She smiled a wide smile. Her eyes lit up. She said quite a bit about her nails and the polish. After the waitress left, my cousin was curious and wanted to know why I made that comment. "Chumma" I replied with a shrug. "I felt that it would make her happy. If I can make a stranger happy with something as simple as that, well, why not?"
A waitress is a person, too. She might be rushing from table to table, doing the same job shift after shift, day after day. Maybe it is a temporary job until she moves onto something else. Maybe it is also her business, her career. To her, too, there is more to life than the mere wages and tips that the job provides them.
It was a similar experience at another restaurant that we went to the following day. No, it is not another nail polish story. It was a family owned business. When the young woman, who seemed to be the owner or a part-owner, came to pick up the plates and give us the bill--which I left to the others to pay, haha!-- I asked her "how did you decide to locate the restaurant here?"
She, too, like the waitress the previous night, smiled big time. And she said a lot about having come to this part of the country as a tourist and thinking that she and her family would love to live in a charming and scenic small town like that where they could run a restaurant. "We were confident that people will drive to this small town if we provided quality food and service" she beamed with pride.

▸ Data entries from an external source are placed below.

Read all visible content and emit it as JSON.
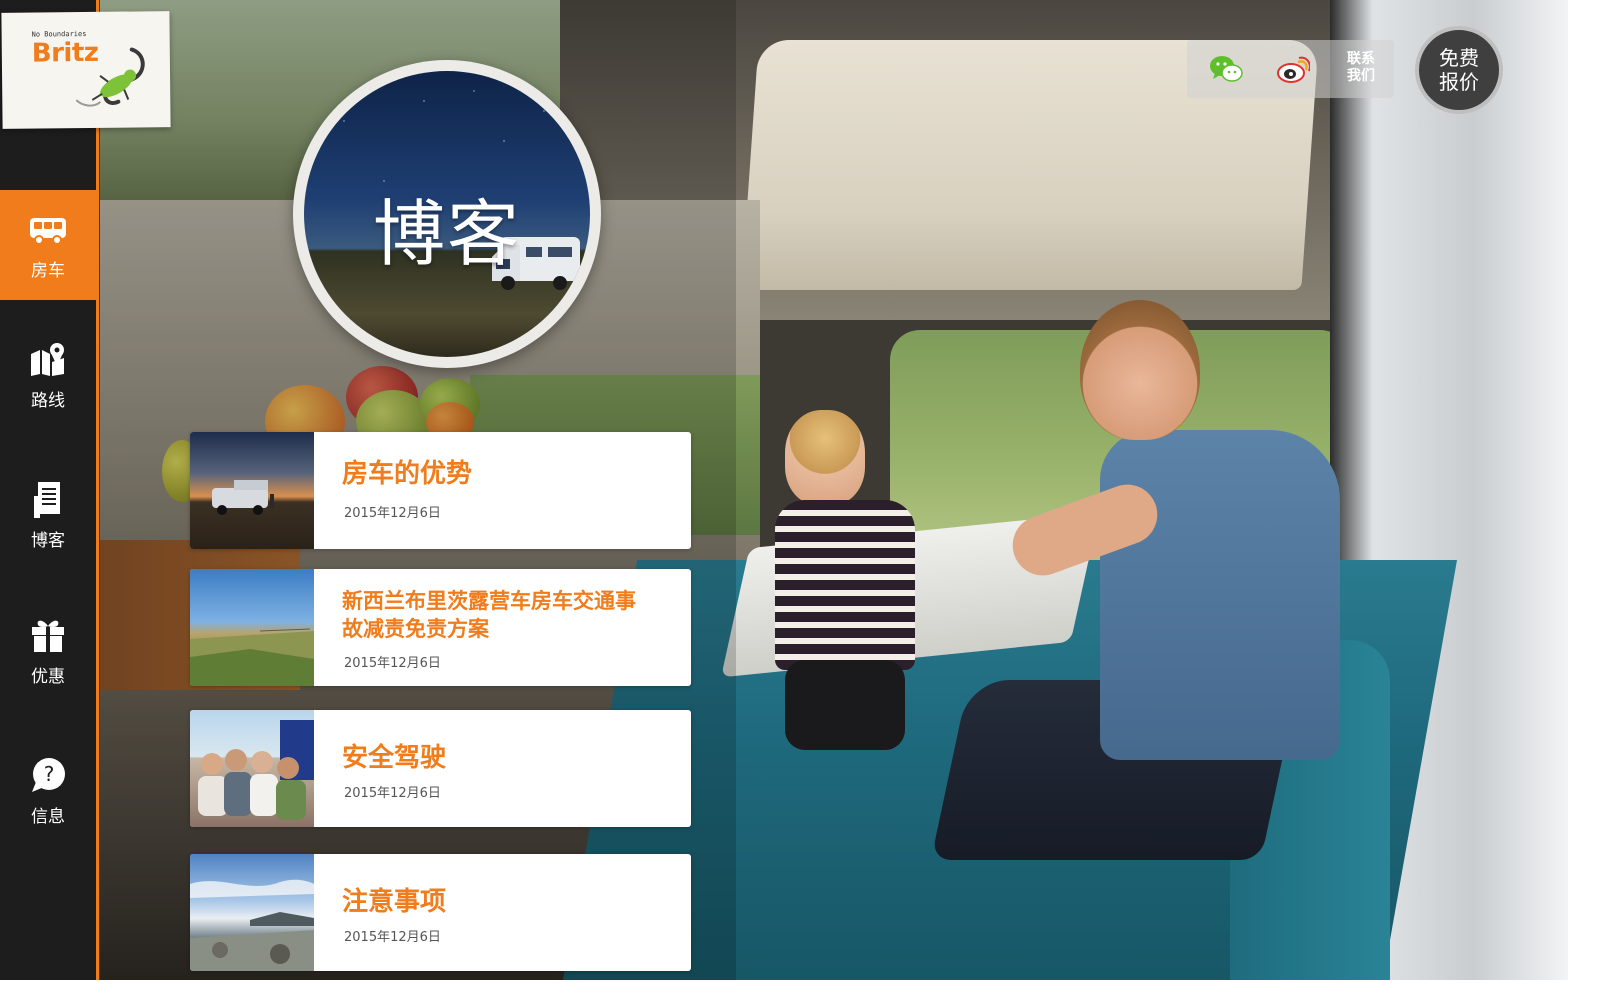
{
  "brand": {
    "tagline": "No Boundaries",
    "name": "Britz"
  },
  "sidebar": {
    "items": [
      {
        "label": "房车",
        "icon": "campervan-icon",
        "active": true
      },
      {
        "label": "路线",
        "icon": "map-pin-icon",
        "active": false
      },
      {
        "label": "博客",
        "icon": "document-icon",
        "active": false
      },
      {
        "label": "优惠",
        "icon": "gift-icon",
        "active": false
      },
      {
        "label": "信息",
        "icon": "help-bubble-icon",
        "active": false
      }
    ]
  },
  "hero": {
    "title": "博客"
  },
  "header": {
    "social": [
      {
        "icon": "wechat-icon"
      },
      {
        "icon": "weibo-icon"
      }
    ],
    "contact_line1": "联系",
    "contact_line2": "我们",
    "quote_line1": "免费",
    "quote_line2": "报价"
  },
  "posts": [
    {
      "title": "房车的优势",
      "date": "2015年12月6日"
    },
    {
      "title": "新西兰布里茨露营车房车交通事故减责免责方案",
      "date": "2015年12月6日"
    },
    {
      "title": "安全驾驶",
      "date": "2015年12月6日"
    },
    {
      "title": "注意事项",
      "date": "2015年12月6日"
    }
  ],
  "colors": {
    "accent": "#f07c1b",
    "sidebar_bg": "#1d1d1d"
  }
}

Chances are high that I will never run into those women again. It is even more likely that they do not even remember any of these conversations. But, in the blip of a life we lead in this cosmos, for that fraction of a second, I think I made them feel a tad good about themselves. And I meant them well. With good food and good service, they certainly made my fraction of a second in this universe that much more enjoyable.
In our short lives, we meet plenty of people--most of them for very, very short periods. If every meeting, or at least most of those meetings, will only make us smile, imagine what a wonderful world this would be!